When I read the title of Moore’s article I thought to myself, “great another far left critical analysis with extreme claims and unsubstantial evidence;? however, my first assumption was proven wrong after I started to read the article. The “A Short Play on ‘Black’ and ‘White’ Words? is cleverly written and pointed out the obvious inaccuracy in our language. Although the comparisons of white and black words are obvious they many not be realized by the general public, myself included. I am reminded of a quote: “the only thing a fish cannot see is the water it swims in.? We are submerged in our language. We use it every day to express our ideas, feelings, and perspective through a verbal system in hopes to be more deeply understood. Moore points out that language is “an integral part of any culture? and moreover then just daily use our language “develops in conjunction with a society’s historical, economic, and political evolution; it also reflects that’s society’s attitudes and thinking? (p. 524). So I am compelled to ask: What does our language say about our own culture? I am not a linguist nor a scholar in the English language, so I will not attempt to answer the question for you, I will, however, answer it for myself. It appears, through the examples used in Moore’s article that we are far from a color blind society. Although I would argue that “white? is not always portrayed in a positive light (white devil and pasty pop into mind) as suggested by Moore, I would; however, agree that on average that “white? is associated with more positive connotations relative to that of “black.?
But subtle connotations and denotations of racial superiority/inferiority found within the language is not the only way in which “racism? is structured in English. In the section Ethnocentrism or From a White Perspective, Moore points out that certain words are used to “distort the understanding of the reader or listener? (527). Specifically he points out how the usage of the term “slave? takes away the humanity of the black men, women, and children, who suffered under complete control of slavery. It was suggested that the term “slave? be substituted for a more accurate clause describing the issues at hand. “Black people forced to work for no pay? or “African people held in captivity? where suggested. I have found that when I substituted these phrases, a definite shift of meaning occurred. The humanity of the people enslaved was brought back and the true horror of slavery becomes more evident and not so sugar coated.

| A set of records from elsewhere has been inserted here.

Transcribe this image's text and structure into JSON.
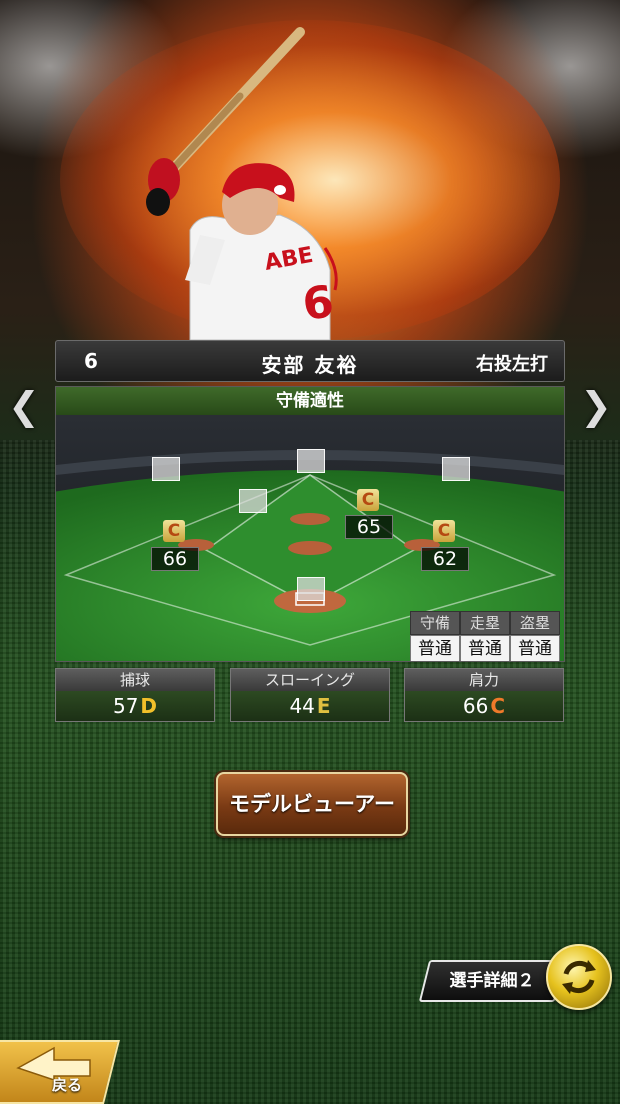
{
  "header": {
    "uniform_number": "6",
    "player_name": "安部 友裕",
    "throw_bat": "右投左打"
  },
  "field": {
    "title": "守備適性",
    "positions": [
      {
        "rank": "C",
        "value": "66"
      },
      {
        "rank": "C",
        "value": "65"
      },
      {
        "rank": "C",
        "value": "62"
      }
    ],
    "stats": [
      {
        "label": "守備",
        "value": "普通"
      },
      {
        "label": "走塁",
        "value": "普通"
      },
      {
        "label": "盗塁",
        "value": "普通"
      }
    ]
  },
  "abilities": [
    {
      "label": "捕球",
      "value": "57",
      "grade": "D",
      "grade_color": "#f2c02a"
    },
    {
      "label": "スローイング",
      "value": "44",
      "grade": "E",
      "grade_color": "#e0c040"
    },
    {
      "label": "肩力",
      "value": "66",
      "grade": "C",
      "grade_color": "#f07a2a"
    }
  ],
  "buttons": {
    "model_viewer": "モデルビューアー",
    "player_detail": "選手詳細２",
    "back": "戻る"
  },
  "icons": {
    "left_arrow": "chevron-left-icon",
    "right_arrow": "chevron-right-icon",
    "swap": "refresh-swap-icon",
    "back": "back-arrow-icon"
  },
  "uniform_text": "ABE"
}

Also the way we chose words and formulate sentences, can have an underlying racist tone. A quote from McGraw-Hill’s text states, “At first it was slaves who worked the cane and they got only food for it. Now men work cane and get money? (p. 527). The above statement suggests that slaves (“black people forced to work for no pay? or “African people held in captivity?) were less then human. Slaves worked in the fields before men. To be completely honest I had to re-read the quote because I missed the point Moore tried to make. To many the word choice may obviously be racist, but I doubt for those who skim text or are young would have caught the subtlety.